I spent a week this past summer on the water at Martin Lake in Northern Saskatchewan cruising around in a Campion 595. This isn’t to say that I know my boats, far from it. I just know what it is like to enjoy the open water with a beer in hand and to feel like I have Meniere’s disease afterwards. In the future, I will know to expect this sensation when boating and I will also know not to exasperate it with alcohol. What I didn’t expect was to feel the same vertigo-like symptoms again (and so soon) on a recent spur-of-the-moment trip to the World Golf Village and area in Northeastern Florida. I wasn’t even planning on seeing much water on the trip (other than the veritable ocean surrounding the 17th at the TPC at Sawgrass) so it was with great surprise that I felt an odd sensation of déjà vu when I took the first I-95 on-ramp with a little too much zest in the rental car.
I had ordered a “Premium Large” car sight unseen because my friend and I needed a commodious trunk room for our luggage and golf clubs. Little did I know that Avis thought that the Mercury Grand Marquis fit the premium billing. Rather than get into a logic-based argument about calling a domestic car designed in the 1970’s “premium” with a large, disgruntled, and disinterested woman, I took the keys and set off to the nicest golf course I’d ever played in a car whose Panther platform made the Ford Ranger platform look like a spring chicken.
So I set off for TPC Sawgrass, Home of the Players, in what could be considered a small boat. I don’t use the nautical cliches lightly because the suspension really could cause motion sickness in the corners. Luckily, Florida doesn’t have many. Or at least not on the roads we took. Thanks goodness.
It proved to be a comfortable car on longer cruises and the local taxi companies seemed to agree as it was also their transportation of choice. One of the big problems with our particular Grand Marquis was that it was white in colour and as such, looked like an unmarked Police cruiser. This image was further reinforced by our GPS unit, which when mounted on the windshield, looked suspiciously like a radar device ready to catch the next unsuspecting hoon. I was seriously concerned for our safety when we pulled over to the side of the road, having missed a turn, and played with the GPS unit. Other motorists, apparently buying the image we were selling, slowed down and peered into the Mercury only to see two white Canadian boys grinning sheepishly at the misunderstanding. I really, really, didn’t want to get shot. Mainly because I hadn’t purchased travel insurance and my friend had and I didn’t want to prove him right for playing it safe.
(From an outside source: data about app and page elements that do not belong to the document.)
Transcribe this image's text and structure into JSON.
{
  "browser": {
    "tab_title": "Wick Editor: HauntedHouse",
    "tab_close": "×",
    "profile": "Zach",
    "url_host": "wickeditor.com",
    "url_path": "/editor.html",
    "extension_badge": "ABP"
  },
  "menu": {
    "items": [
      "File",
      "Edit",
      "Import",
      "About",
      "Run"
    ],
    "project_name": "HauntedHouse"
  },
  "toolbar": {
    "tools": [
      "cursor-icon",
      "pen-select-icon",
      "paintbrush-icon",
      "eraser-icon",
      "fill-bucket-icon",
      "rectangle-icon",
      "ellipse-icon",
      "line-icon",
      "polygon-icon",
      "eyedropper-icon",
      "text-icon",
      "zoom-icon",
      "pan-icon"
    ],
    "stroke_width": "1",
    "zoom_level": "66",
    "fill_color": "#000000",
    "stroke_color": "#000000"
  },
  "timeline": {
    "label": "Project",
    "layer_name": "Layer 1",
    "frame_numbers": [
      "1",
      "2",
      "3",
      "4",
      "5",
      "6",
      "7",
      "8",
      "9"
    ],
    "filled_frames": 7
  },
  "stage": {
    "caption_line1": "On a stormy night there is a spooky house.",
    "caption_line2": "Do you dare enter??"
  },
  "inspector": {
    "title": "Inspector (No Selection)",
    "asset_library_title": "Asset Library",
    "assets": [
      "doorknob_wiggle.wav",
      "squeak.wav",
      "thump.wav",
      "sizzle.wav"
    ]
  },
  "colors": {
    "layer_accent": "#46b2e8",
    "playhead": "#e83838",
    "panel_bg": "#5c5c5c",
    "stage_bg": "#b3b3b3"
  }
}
The Grand Marquis was a study in stealthy styling. It was so bland it was invisible. It could blend into your grandmother’s 40 year old wallpaper. I have no doubt in my mind that the US army currently owns a fleet of these vehicles in an attempt to test if the Marquis’ invisible styling “technology” can be transferred to military application. DARPA is involved no doubt.
Yes the exterior is bland, but what about inside? Would you be surprised/angry/confused if I told you it was top-notch? Well that’s exactly what I’m telling you: the interior was top notch. For it’s generation. I’m sure that the interior accommodations were luxurious when George Bush Sr was enjoying his single term in the White House. Unfortunately that was 20 years ago and such level of quality of fit and finish are no longer acceptable in Kia’s entry-level models, much less a “premium” car (if only in the eyes of Avis). Maybe it’s time for a redesign or update?
I mentioned earlier that the Marquis handled like a boat in the corners, and while my startlingly similar experience on a lake in Saskatchewan this summer gives me confidence in my analogy, it doesn’t matter. Why? Because Keira Knightly has more curves than Florida’s road network. What the Marquis excelled at was soaking up long distances in comfort at 70+ mph despite the 1.5 speaker sound system and bipolar radio antenna that couldn’t decide on a station to play. The seats were infinitely adjustable and wide enough for enough even the most passionate McDonald’s connoisseur. Judging by the other people driving the Marquis in Florida, it is aimed at octogenarians looking for a comfortable vehicle to drive through the Gates of Heaven (or the Golden Arches). Considering Florida’s demographic and geography, this explains the popularity of the Grand Marquis there as I spotted no less than 7 in 3 days.
I can understand the appeal to these individuals, mainly because the Marquis was comfortable and easy to get into and out of. What more to track-suit wearing retirees want? The primary concerns of a 20-something europhile (and general car-lover) don’t really apply to people who can’t see well enough to move out of Florida entirely. As a way of getting around on Florida’s hurricane devastated interstate system, the Grand Marquis was fine. For those of us in Canada, it’s easy to see better alternatives.
Price as tested: US$30,000
Summary: Comfy but rubbish.
Exterior Design: 1/10. Laugh out loud bad.
Interior Design: 4/10. Comfy but archaic design.
Engine: 3/10. American V8 muscle. Yet somehow only 224 hp.
Transmission: 2/10. Didn’t kick down. Kept revs low so no power was available.
Audio/Video: 0.5/10. Marks were garnered only because noise was made.
Value: 1/10. Please don’t.
Overall (not an average):2/10.